*** MATERIAL SHOWN Section Begins ***

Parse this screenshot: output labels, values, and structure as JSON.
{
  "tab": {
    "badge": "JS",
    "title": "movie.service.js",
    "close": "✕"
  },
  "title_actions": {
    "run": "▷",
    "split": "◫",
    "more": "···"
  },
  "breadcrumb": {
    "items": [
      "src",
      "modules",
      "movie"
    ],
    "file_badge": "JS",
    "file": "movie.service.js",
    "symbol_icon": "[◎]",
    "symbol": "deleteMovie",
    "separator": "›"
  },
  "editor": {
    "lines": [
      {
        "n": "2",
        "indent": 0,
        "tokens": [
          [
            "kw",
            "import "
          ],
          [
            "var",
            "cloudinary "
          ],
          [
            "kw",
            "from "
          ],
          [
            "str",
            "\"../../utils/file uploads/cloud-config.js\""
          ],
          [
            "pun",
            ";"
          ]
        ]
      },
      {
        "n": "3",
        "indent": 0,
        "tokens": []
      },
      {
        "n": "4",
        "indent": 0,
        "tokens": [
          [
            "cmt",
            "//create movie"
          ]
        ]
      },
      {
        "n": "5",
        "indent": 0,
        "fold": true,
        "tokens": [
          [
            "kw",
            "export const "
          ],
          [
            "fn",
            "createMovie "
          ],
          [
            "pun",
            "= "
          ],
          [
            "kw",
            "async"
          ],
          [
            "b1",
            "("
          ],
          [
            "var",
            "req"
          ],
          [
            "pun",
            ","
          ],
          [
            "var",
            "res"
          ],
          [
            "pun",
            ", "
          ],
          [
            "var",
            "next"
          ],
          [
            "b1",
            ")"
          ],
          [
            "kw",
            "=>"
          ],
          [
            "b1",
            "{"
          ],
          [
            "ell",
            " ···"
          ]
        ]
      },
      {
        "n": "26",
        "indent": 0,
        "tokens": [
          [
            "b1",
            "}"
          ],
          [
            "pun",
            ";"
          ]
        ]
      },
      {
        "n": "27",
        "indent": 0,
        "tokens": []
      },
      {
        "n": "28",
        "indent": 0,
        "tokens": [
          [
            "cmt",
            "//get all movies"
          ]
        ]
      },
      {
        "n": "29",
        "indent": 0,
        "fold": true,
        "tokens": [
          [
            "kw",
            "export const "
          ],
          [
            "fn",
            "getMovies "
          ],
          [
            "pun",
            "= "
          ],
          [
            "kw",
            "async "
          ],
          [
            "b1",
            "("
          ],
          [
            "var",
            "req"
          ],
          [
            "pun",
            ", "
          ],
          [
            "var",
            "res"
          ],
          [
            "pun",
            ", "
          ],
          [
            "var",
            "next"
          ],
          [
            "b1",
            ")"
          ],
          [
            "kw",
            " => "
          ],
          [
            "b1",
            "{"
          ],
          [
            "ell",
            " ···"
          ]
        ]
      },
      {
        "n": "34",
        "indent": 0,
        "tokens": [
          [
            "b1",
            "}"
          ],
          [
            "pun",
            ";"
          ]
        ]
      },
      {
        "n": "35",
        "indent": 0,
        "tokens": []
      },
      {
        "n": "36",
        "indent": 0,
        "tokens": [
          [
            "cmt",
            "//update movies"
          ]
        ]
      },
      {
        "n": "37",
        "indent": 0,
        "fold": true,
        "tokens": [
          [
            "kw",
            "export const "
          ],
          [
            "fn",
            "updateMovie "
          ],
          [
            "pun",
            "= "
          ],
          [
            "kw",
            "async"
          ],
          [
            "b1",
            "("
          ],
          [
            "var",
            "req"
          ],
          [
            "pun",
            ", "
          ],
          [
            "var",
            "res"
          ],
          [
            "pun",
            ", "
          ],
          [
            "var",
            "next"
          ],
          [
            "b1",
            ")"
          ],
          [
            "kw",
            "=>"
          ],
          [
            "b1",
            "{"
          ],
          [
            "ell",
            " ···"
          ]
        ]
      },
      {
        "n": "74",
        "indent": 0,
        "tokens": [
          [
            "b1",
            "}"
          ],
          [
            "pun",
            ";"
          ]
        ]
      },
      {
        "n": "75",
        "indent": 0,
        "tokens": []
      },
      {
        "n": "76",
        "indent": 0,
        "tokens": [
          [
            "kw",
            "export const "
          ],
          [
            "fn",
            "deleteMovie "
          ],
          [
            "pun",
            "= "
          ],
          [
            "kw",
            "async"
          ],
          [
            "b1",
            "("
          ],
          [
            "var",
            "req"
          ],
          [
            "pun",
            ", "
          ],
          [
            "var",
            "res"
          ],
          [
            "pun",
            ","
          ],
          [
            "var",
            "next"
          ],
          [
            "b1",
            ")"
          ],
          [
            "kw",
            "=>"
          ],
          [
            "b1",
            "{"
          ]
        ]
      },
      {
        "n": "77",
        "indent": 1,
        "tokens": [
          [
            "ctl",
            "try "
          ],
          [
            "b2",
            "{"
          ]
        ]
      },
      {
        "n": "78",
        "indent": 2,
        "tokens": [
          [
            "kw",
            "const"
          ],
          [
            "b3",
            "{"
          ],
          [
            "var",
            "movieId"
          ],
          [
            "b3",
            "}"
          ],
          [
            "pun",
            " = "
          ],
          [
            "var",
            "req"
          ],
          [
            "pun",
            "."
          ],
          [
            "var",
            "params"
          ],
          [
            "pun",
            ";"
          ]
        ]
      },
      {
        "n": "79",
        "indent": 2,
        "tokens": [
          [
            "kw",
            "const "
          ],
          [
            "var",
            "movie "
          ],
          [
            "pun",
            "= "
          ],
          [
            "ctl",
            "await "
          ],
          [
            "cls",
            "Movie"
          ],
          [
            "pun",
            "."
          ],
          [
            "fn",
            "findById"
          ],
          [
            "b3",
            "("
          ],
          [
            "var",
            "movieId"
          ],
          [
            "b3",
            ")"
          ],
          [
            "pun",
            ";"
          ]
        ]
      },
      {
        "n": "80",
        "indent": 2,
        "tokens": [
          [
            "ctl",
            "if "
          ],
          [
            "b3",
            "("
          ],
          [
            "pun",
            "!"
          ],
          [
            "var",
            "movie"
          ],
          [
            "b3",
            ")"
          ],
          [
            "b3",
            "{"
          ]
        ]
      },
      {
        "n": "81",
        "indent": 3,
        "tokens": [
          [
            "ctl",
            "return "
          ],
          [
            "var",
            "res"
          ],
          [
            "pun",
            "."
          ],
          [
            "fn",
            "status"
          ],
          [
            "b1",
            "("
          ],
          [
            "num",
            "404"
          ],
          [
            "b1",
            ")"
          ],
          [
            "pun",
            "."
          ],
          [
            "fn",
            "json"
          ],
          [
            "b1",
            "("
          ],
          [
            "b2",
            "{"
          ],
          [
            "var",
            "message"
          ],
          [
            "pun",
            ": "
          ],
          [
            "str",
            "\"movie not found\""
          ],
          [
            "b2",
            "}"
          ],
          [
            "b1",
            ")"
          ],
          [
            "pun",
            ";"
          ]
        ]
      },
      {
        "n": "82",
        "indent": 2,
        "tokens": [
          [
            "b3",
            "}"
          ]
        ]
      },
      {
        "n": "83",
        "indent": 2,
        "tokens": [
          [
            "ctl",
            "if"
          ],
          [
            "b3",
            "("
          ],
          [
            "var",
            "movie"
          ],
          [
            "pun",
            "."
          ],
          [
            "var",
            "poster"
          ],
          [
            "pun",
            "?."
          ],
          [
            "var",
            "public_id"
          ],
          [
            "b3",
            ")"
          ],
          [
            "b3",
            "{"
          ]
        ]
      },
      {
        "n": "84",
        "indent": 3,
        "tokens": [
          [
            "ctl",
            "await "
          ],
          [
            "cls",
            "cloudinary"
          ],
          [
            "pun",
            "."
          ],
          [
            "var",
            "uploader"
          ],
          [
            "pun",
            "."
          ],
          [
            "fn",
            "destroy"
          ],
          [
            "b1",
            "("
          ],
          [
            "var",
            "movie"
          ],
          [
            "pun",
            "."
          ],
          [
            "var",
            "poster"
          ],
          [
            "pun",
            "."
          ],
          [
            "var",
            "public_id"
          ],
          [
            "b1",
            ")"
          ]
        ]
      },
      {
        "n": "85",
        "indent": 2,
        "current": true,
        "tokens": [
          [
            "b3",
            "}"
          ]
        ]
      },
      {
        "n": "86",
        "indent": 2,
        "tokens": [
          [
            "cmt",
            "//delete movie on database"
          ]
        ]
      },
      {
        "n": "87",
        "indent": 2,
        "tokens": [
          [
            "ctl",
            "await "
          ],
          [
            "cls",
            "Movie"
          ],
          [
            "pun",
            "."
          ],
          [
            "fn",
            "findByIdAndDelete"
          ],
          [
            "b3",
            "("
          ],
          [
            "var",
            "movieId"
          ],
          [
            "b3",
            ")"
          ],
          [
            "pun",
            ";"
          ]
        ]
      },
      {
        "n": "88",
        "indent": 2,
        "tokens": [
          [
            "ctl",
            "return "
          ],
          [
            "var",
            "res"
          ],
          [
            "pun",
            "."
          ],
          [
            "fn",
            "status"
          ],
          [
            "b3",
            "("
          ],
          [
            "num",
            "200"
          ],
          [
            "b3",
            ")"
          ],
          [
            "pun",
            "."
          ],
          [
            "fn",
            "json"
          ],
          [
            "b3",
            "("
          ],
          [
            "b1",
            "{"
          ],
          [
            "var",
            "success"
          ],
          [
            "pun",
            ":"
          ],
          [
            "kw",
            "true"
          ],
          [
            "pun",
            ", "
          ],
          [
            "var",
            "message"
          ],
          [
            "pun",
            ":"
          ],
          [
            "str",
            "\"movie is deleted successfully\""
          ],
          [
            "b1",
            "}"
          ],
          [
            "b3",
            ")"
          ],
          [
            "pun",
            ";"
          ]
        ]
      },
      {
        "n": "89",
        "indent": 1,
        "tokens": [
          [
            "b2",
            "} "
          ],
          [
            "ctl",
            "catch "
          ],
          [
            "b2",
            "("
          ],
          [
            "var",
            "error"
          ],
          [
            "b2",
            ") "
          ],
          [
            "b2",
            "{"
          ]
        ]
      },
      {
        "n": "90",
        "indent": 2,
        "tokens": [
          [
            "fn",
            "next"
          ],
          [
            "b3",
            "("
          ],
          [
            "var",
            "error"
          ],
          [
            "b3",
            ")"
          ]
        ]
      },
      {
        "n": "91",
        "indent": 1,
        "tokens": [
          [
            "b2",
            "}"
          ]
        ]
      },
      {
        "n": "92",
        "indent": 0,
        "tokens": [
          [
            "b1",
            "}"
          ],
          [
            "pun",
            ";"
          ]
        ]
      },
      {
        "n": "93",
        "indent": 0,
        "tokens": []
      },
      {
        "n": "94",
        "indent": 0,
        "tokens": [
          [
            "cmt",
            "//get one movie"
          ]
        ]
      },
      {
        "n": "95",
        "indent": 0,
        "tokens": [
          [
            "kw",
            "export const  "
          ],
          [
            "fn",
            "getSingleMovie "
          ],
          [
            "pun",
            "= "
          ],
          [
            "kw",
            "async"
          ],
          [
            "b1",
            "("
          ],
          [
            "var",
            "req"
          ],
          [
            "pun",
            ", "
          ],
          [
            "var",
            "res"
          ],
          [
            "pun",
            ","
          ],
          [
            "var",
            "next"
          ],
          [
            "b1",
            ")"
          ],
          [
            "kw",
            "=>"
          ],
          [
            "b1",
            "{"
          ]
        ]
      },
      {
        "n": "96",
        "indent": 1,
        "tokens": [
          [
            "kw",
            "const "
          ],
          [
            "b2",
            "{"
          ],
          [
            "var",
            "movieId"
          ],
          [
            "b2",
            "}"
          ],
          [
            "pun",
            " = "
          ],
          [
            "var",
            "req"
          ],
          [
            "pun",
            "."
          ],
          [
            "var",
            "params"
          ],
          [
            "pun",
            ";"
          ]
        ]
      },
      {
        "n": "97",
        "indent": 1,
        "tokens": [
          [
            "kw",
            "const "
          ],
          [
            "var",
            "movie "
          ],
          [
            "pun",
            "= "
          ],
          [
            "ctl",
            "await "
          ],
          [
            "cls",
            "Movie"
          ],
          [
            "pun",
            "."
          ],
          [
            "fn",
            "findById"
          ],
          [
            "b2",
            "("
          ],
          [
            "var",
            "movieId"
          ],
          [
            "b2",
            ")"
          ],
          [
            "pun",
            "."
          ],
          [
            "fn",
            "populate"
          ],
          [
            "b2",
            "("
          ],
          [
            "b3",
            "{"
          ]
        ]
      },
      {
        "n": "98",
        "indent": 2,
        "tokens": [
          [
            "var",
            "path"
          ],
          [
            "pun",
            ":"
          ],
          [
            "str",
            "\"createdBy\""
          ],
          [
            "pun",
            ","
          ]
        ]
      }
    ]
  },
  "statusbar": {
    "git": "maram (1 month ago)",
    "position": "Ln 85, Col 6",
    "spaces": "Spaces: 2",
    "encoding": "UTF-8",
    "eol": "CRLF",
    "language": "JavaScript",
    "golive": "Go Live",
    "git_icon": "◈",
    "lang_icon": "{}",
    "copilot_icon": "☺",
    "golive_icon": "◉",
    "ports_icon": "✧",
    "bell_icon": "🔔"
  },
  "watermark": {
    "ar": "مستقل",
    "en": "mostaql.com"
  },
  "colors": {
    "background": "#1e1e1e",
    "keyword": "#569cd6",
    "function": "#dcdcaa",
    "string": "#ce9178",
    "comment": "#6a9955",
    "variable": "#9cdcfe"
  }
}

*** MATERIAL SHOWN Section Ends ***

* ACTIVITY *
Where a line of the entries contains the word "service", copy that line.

* PROBLEM SOLUTION *
    "title": "movie.service.js",
    "file": "movie.service.js",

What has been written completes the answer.